If you buy Simon Sinek’s mantra that ‘people don’t buy what you do, they buy why you do it’, it’s surprising that we’re still the only creative agency that’s a social enterprise in the UK. Creative organisations want to work with like-minded clients that complement their ethos. So why are so many scared of genuinely putting skin in the game – and applying a code of ethical conduct that gives them a powerful advantage?
The third sector used to be seen as uncool. But with the more commercial brands pushing social agendas, and more social organisations realising the need to be more commercial, the lines of definition are disappearing fast. We find ourselves pitching against more big name agencies of late who can clearly see value in the sector; some have even developed ‘for good’ departments. But still they remain beholden to ‘opposite of good’ corporate structures.
There’s no doubt that being a social enterprise is more effort than not being one, but we accepted that from the start. The key question is, is that extra effort is worth it? We’ve amassed a collection of positive impact numbers to show that we’ve genuinely delivered powerful change for our clients. We’ve employed 65 young creatives, on a 51% female to 49% male split, made up of 48% BAME and 42% NEETS. We’ve given away countless hours to causes we believe in – hours we could have spent playing agency politics or pontificating about new agency models at the Cannes advertising festival. Measuring effort and value is extremely subjective, but one thing’s for sure: we all go to sleep happy knowing we’ve created positive impact that day.
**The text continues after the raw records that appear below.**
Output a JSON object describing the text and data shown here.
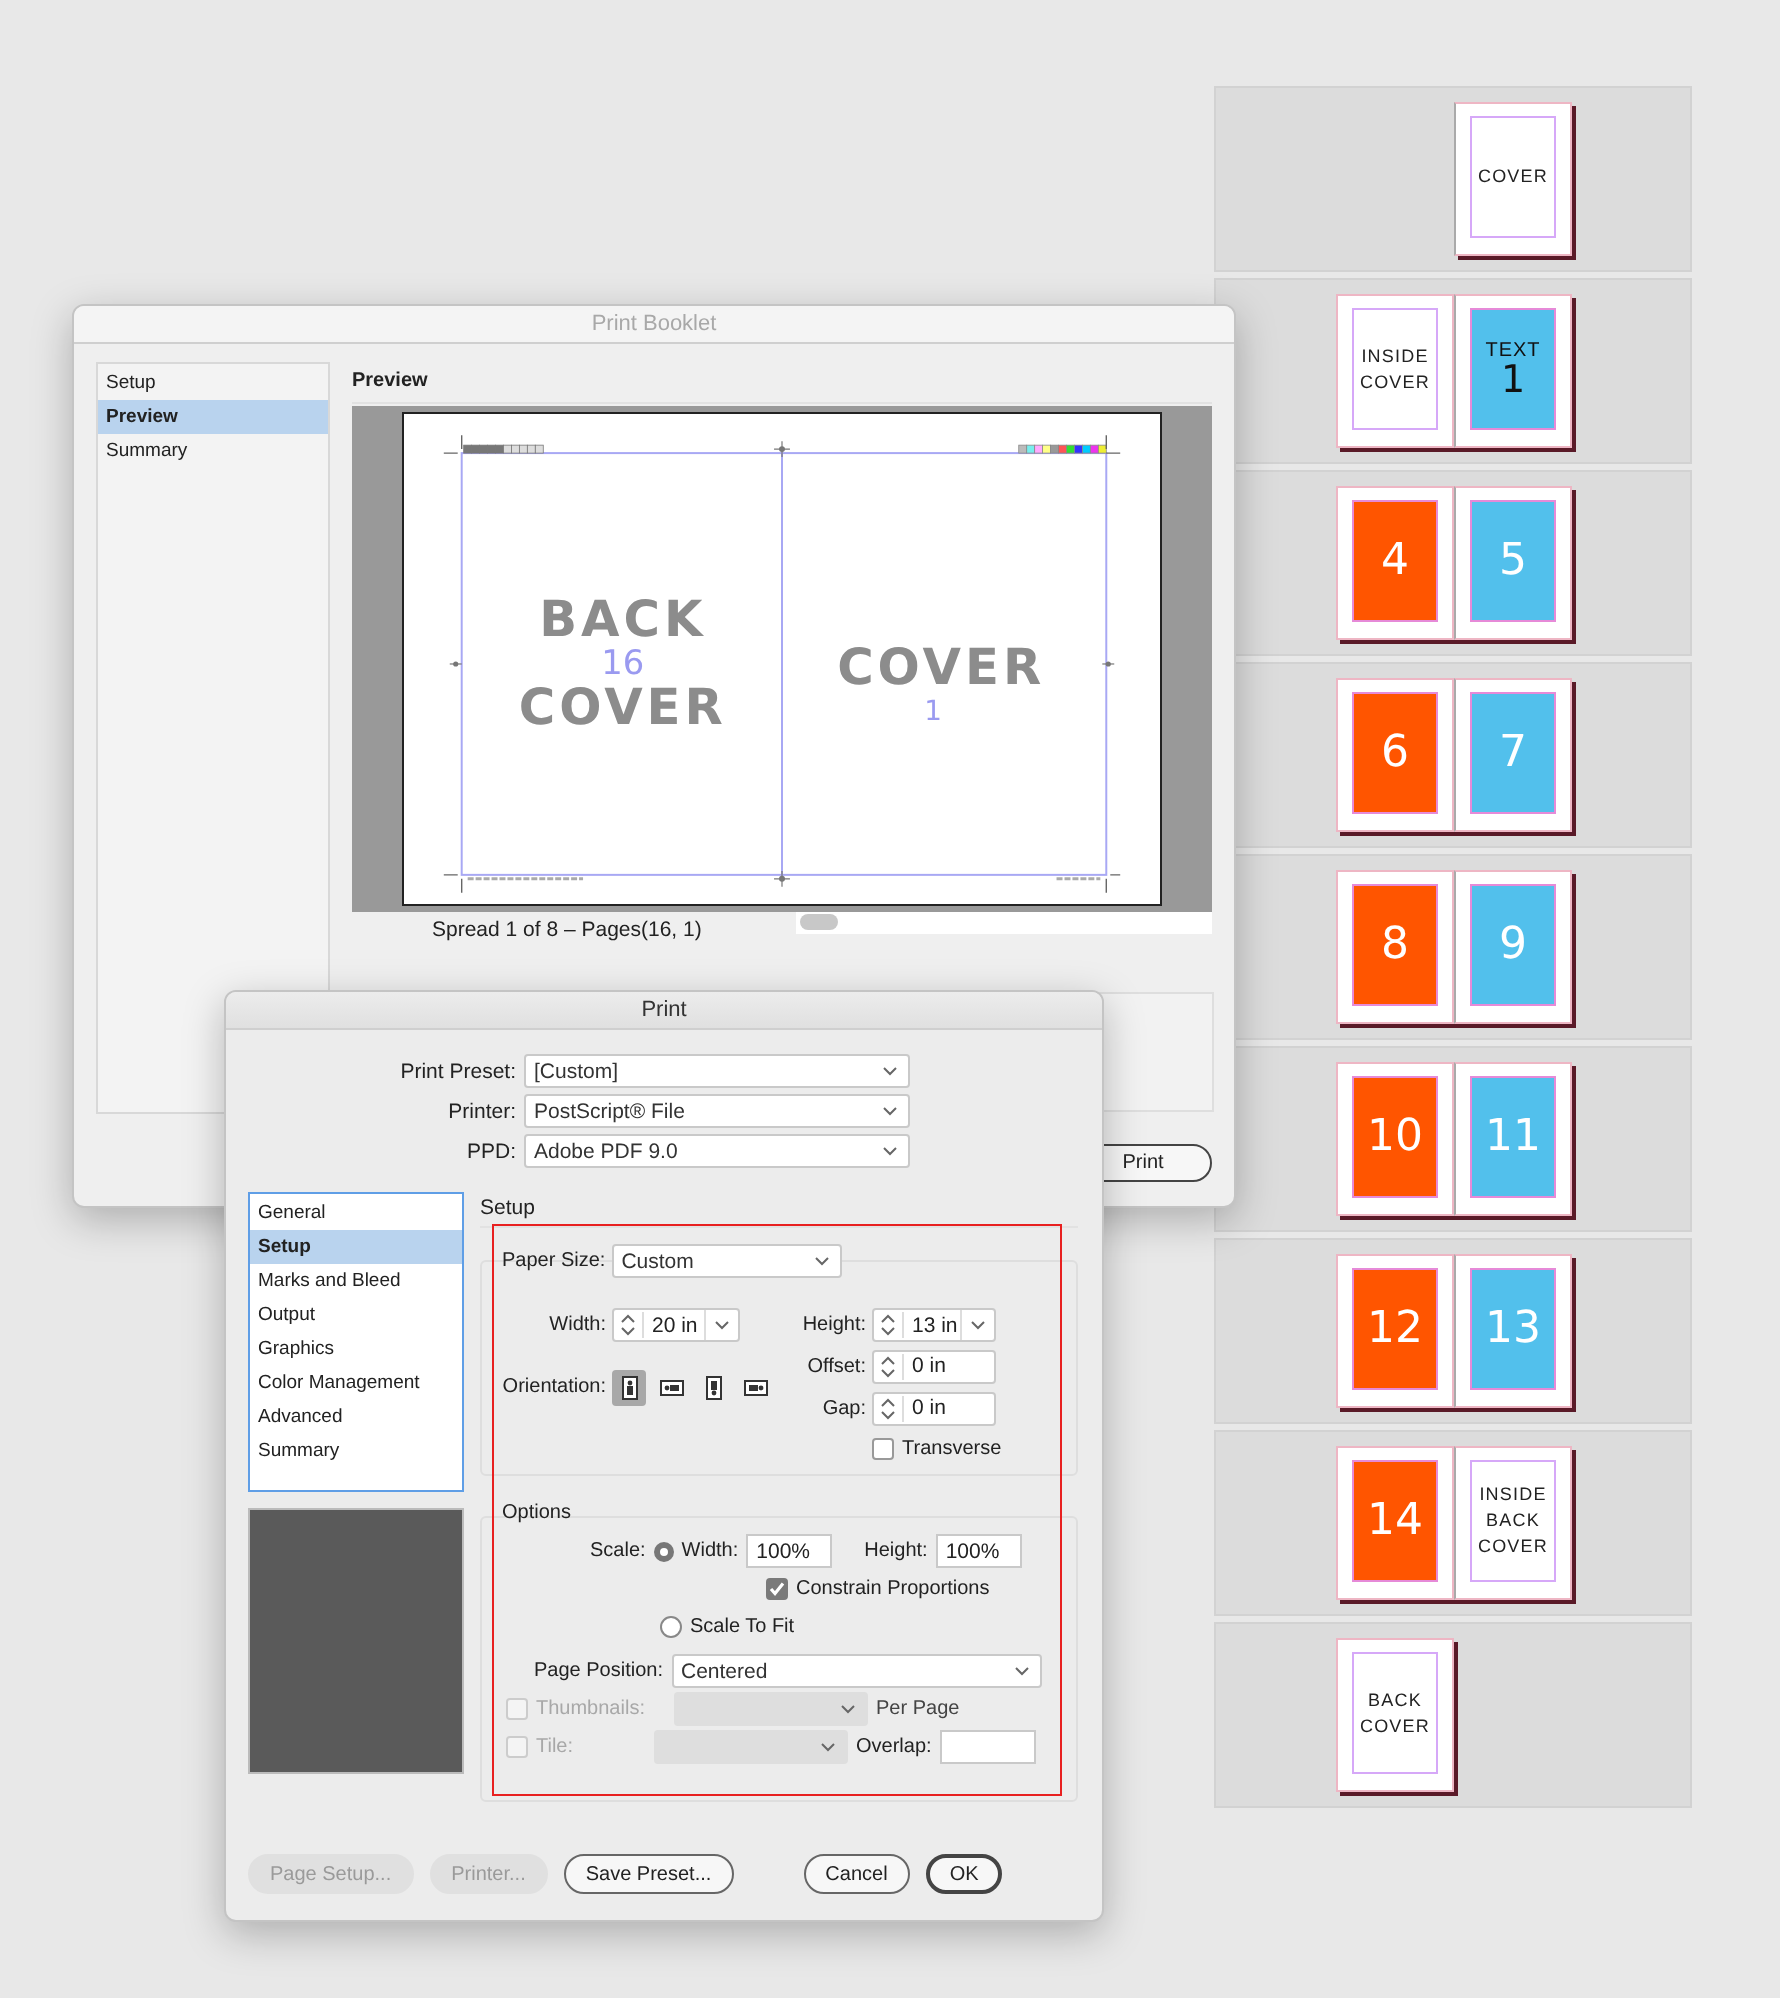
{
  "booklet_window": {
    "title": "Print Booklet",
    "sidebar": [
      {
        "label": "Setup",
        "selected": false
      },
      {
        "label": "Preview",
        "selected": true
      },
      {
        "label": "Summary",
        "selected": false
      }
    ],
    "heading": "Preview",
    "preview": {
      "pages": [
        {
          "title_lines": [
            "BACK",
            "COVER"
          ],
          "number": "16"
        },
        {
          "title_lines": [
            "COVER"
          ],
          "number": "1"
        }
      ]
    },
    "spread_caption": "Spread 1 of 8 – Pages(16, 1)",
    "print_button": "Print"
  },
  "print_dialog": {
    "title": "Print",
    "fields": [
      {
        "label": "Print Preset:",
        "value": "[Custom]"
      },
      {
        "label": "Printer:",
        "value": "PostScript® File"
      },
      {
        "label": "PPD:",
        "value": "Adobe PDF 9.0"
      }
    ],
    "sidebar": [
      {
        "label": "General",
        "selected": false
      },
      {
        "label": "Setup",
        "selected": true
      },
      {
        "label": "Marks and Bleed",
        "selected": false
      },
      {
        "label": "Output",
        "selected": false
      },
      {
        "label": "Graphics",
        "selected": false
      },
      {
        "label": "Color Management",
        "selected": false
      },
      {
        "label": "Advanced",
        "selected": false
      },
      {
        "label": "Summary",
        "selected": false
      }
    ],
    "section": "Setup",
    "paper_size": {
      "label": "Paper Size:",
      "value": "Custom"
    },
    "width": {
      "label": "Width:",
      "value": "20 in"
    },
    "height": {
      "label": "Height:",
      "value": "13 in"
    },
    "orientation": {
      "label": "Orientation:",
      "options": [
        {
          "kind": "portrait",
          "selected": true
        },
        {
          "kind": "landscape",
          "selected": false
        },
        {
          "kind": "reverse-portrait",
          "selected": false
        },
        {
          "kind": "reverse-landscape",
          "selected": false
        }
      ]
    },
    "offset": {
      "label": "Offset:",
      "value": "0 in"
    },
    "gap": {
      "label": "Gap:",
      "value": "0 in"
    },
    "transverse": {
      "label": "Transverse",
      "checked": false
    },
    "options": {
      "heading": "Options",
      "scale_label": "Scale:",
      "scale_width": {
        "label": "Width:",
        "value": "100%",
        "selected": true
      },
      "scale_height": {
        "label": "Height:",
        "value": "100%"
      },
      "constrain": {
        "label": "Constrain Proportions",
        "checked": true
      },
      "scale_to_fit": {
        "label": "Scale To Fit",
        "selected": false
      },
      "page_position": {
        "label": "Page Position:",
        "value": "Centered"
      },
      "thumbnails": {
        "label": "Thumbnails:",
        "suffix": "Per Page",
        "checked": false,
        "disabled": true
      },
      "tile": {
        "label": "Tile:",
        "overlap_label": "Overlap:",
        "checked": false,
        "disabled": true
      }
    },
    "buttons": [
      {
        "label": "Page Setup...",
        "disabled": true,
        "default": false
      },
      {
        "label": "Printer...",
        "disabled": true,
        "default": false
      },
      {
        "label": "Save Preset...",
        "disabled": false,
        "default": false
      },
      {
        "label": "Cancel",
        "disabled": false,
        "default": false
      },
      {
        "label": "OK",
        "disabled": false,
        "default": true
      }
    ]
  },
  "pages_panel": {
    "spreads": [
      {
        "right": {
          "kind": "label",
          "text": "COVER"
        }
      },
      {
        "left": {
          "kind": "label",
          "text": "INSIDE COVER"
        },
        "right": {
          "kind": "titled",
          "text": "TEXT",
          "number": "1",
          "color": "#52c0ec"
        }
      },
      {
        "left": {
          "kind": "number",
          "number": "4",
          "color": "#ff5500"
        },
        "right": {
          "kind": "number",
          "number": "5",
          "color": "#52c0ec"
        }
      },
      {
        "left": {
          "kind": "number",
          "number": "6",
          "color": "#ff5500"
        },
        "right": {
          "kind": "number",
          "number": "7",
          "color": "#52c0ec"
        }
      },
      {
        "left": {
          "kind": "number",
          "number": "8",
          "color": "#ff5500"
        },
        "right": {
          "kind": "number",
          "number": "9",
          "color": "#52c0ec"
        }
      },
      {
        "left": {
          "kind": "number",
          "number": "10",
          "color": "#ff5500"
        },
        "right": {
          "kind": "number",
          "number": "11",
          "color": "#52c0ec"
        }
      },
      {
        "left": {
          "kind": "number",
          "number": "12",
          "color": "#ff5500"
        },
        "right": {
          "kind": "number",
          "number": "13",
          "color": "#52c0ec"
        }
      },
      {
        "left": {
          "kind": "number",
          "number": "14",
          "color": "#ff5500"
        },
        "right": {
          "kind": "label",
          "text": "INSIDE BACK COVER"
        }
      },
      {
        "left": {
          "kind": "label",
          "text": "BACK COVER"
        }
      }
    ]
  }
}
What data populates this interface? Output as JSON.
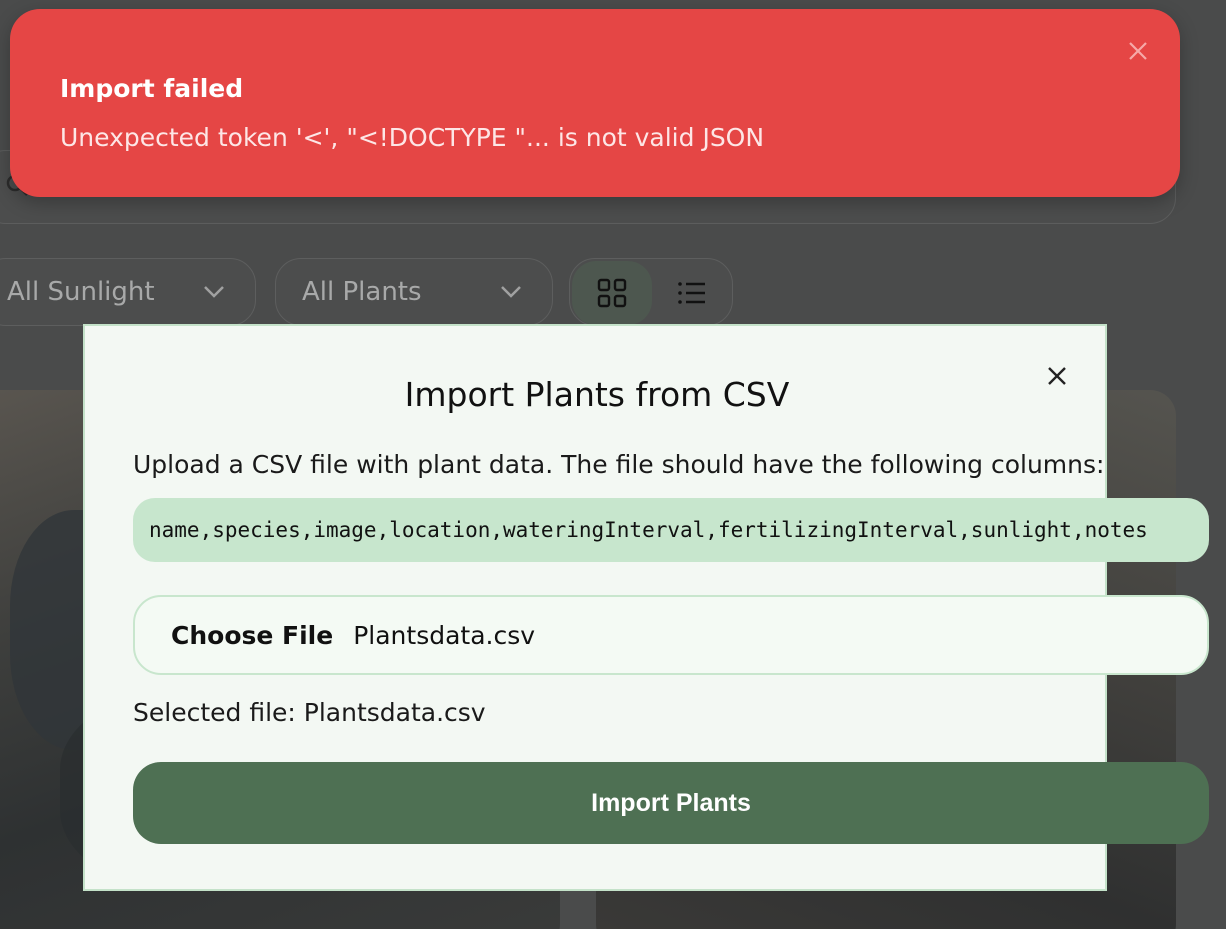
{
  "toast": {
    "title": "Import failed",
    "message": "Unexpected token '<', \"<!DOCTYPE \"... is not valid JSON",
    "close_icon": "close-icon",
    "color": "#e54645"
  },
  "background": {
    "filters": {
      "sunlight": "All Sunlight",
      "plants": "All Plants"
    },
    "view_toggle": {
      "grid_icon": "grid-icon",
      "list_icon": "list-icon"
    },
    "search_icon": "search-icon"
  },
  "modal": {
    "title": "Import Plants from CSV",
    "description": "Upload a CSV file with plant data. The file should have the following columns:",
    "columns": "name,species,image,location,wateringInterval,fertilizingInterval,sunlight,notes",
    "file_input": {
      "button_label": "Choose File",
      "file_name": "Plantsdata.csv"
    },
    "selected_file": "Selected file: Plantsdata.csv",
    "import_button": "Import Plants",
    "close_icon": "close-icon",
    "accent_color": "#4e7053"
  }
}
Ethics are always more expensive, but in recent years the buyer has started to actively look for integrity as an integral part of the purchase. The limited financial scope of the third sector used to be a problem. But with many multinationals now pledging to chose social enterprises over purely commercial organisations, the potential for growth on a big scale is there.
Having said that, every social enterprise agrees to reinvest a least 50% of profits back into the business, meaning investors will only be entitled to half of the total dividend. And finally, the exit strategy is far more complex, essentially because principles don’t sell well on the stock market.
As with any meaningful working relationship, it’s mutually beneficial to work peer-to-peer with clients, so all parties feel equal. We proudly sit on two of our client’s boards; it’s a symbiotic relationship that affords us privileges, trust and an understanding that few agencies can boast. The close nature of our working relationships informs the creative outcomes. It also diminishes the traditional fight between agency and client, as well as the self-indulgence of the agency. It makes for a much more efficient and beneficial partnership for both parties, built on integrity.
There’s no escaping that the honest answer to the question is that being a social enterprise is a hard route to take. And by writing this, we’ve reminded ourselves of the challenge, but we still proudly believe in our social mission, that continues to drive our work to greater creative levels.
By Scott Leonard